    1. Are you being sarcastic of have you not been paying attention to the market? Plenty of bikes out there that tick all those boxes.

      1. I wouldn’t say “plenty,” exactly. I can’t think of other bikes that tick those boxes apart from those already mentioned (Warbird, Diverge, Renegade CF).

        That really isn’t a lot.

        Played and engineered right, such bikes might have an outside shot of promoting CF as a material for riders other than weight-weenie racer wannabes.

        1. I might be wrong but I don’t think the warbird has fork rack mounts. The diverge does, but has limited tire clearance and can be disregarded due to idiotic scs hub spacing. The Domane doesn’t have fork mounts. That leaves the jamis renegade, starting at $2700 and the diamondback Haanjo. Not exactly plenty right? I’d say the miner is much more desirable than either of those and starting at $2,500 actually attainable for those of us who don’t want to pour so much money into a n+1 bike

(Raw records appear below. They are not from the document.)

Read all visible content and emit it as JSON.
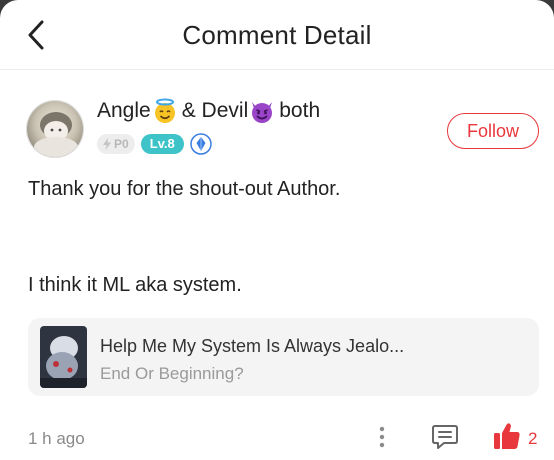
{
  "header": {
    "title": "Comment Detail",
    "back_icon": "chevron-left-icon"
  },
  "user": {
    "name_part1": "Angle",
    "name_part2": "& Devil",
    "name_part3": "both",
    "emoji1": "smiling-face-with-halo",
    "emoji2": "smiling-face-with-horns",
    "power_badge": "P0",
    "level_badge": "Lv.8",
    "verified_icon": "diamond-badge-icon"
  },
  "follow_label": "Follow",
  "comment": {
    "line1": "Thank you for the shout-out Author.",
    "line2": "I think it ML aka system."
  },
  "book": {
    "title": "Help Me My System Is Always Jealo...",
    "chapter": "End Or Beginning?"
  },
  "footer": {
    "time": "1 h ago",
    "like_count": "2"
  },
  "colors": {
    "accent": "#e8383d",
    "level_badge": "#3ec4c8",
    "verified": "#3b7de0"
  }
}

        2. One more for the list: Traildonkey 2.0.
          Carbon, rack mounts front and rear. 45mm clearance (52:56mm openings). Dropper routing. 3 bottle mounts on frame. And it’s been proving itself from Leadville to Kansas to Belgium to multi day tours for over a year.

  2. Curiosity question: with rack mounts becoming the norm on new fangled carbon gravel bikes, have manufacturers made any statements as to the max weight the mounts can support? Most I’ve seen that mention rack mounts are photographed with standard issue bikepacking bags (sans rack…)

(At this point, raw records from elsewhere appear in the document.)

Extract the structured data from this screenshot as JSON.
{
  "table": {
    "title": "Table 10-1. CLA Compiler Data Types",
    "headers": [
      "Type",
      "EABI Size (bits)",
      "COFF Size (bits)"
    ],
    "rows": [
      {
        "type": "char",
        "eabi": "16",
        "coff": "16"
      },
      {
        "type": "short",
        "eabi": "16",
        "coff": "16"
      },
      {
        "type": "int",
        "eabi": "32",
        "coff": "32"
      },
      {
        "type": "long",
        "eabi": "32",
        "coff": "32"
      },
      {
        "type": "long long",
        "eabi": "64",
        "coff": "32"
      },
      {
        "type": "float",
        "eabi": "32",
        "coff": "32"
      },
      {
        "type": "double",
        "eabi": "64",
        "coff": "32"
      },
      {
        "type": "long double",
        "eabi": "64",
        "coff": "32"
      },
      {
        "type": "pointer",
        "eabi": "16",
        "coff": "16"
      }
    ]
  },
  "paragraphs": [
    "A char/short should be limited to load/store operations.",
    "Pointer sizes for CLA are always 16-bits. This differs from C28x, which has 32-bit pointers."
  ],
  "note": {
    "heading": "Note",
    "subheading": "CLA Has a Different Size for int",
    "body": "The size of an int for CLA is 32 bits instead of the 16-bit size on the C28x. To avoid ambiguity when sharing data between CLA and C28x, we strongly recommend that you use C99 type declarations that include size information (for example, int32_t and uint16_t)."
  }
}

  3. lots of BB drop with somewhat long head tubes – definitely more of an endurance setup, which I suppose is the point. Certainly looks nice. But hardcore roadies will have a hard time getting the stem low enough.

    1. Low stem doesn’t make you a hardcore roadie. Just makes you a slave to fashion. Most PBP riders don’t slam their stems down low but they do ride a ton more miles than most riders.

      1. Maybe. But this is the same co throwing knobby tires on super aero wheels. So apparently aero counts for someone. As for being a slave to fashion, well, you could make the argument about just about anything bike related.

    2. Some of us have need a bike fit like this actually so for me its perfect. That the category is the kind of bike I need and ride is just extra perfect.

    1. Well, I suppose when you throw a $2900 wheels set at an already top of the line bike you will certainly get a few extra decimal points on the sticker price… Bike looks sweet, I dont have that kind of cash but I’ll keep my eye on the lower specc’ed versions

    1. I’m going to guess that the number of people that will actually put a rack on this bIke will be pretty tiny. If you want to rack up with a Niner RLT, get the alloy or SO version.

  4. Like a lighter duty version of the salsa cutthroat. Interesting. Will they offer a frameset only option? Not a fan of sram and I don’t wanna pay 5k for a Shimano variant…

    1. RDO is “race day only” in Niner-speak. Usually marks out their high-zoot stuff – you’ll notice that the aluminum and steel RLT9s don’t get the same designation.

    1. Or, Man niner! Those dropouts look similar to the dropouts used on the RLT alloy that was released years before the rodeo-labs frame…

Leave a Reply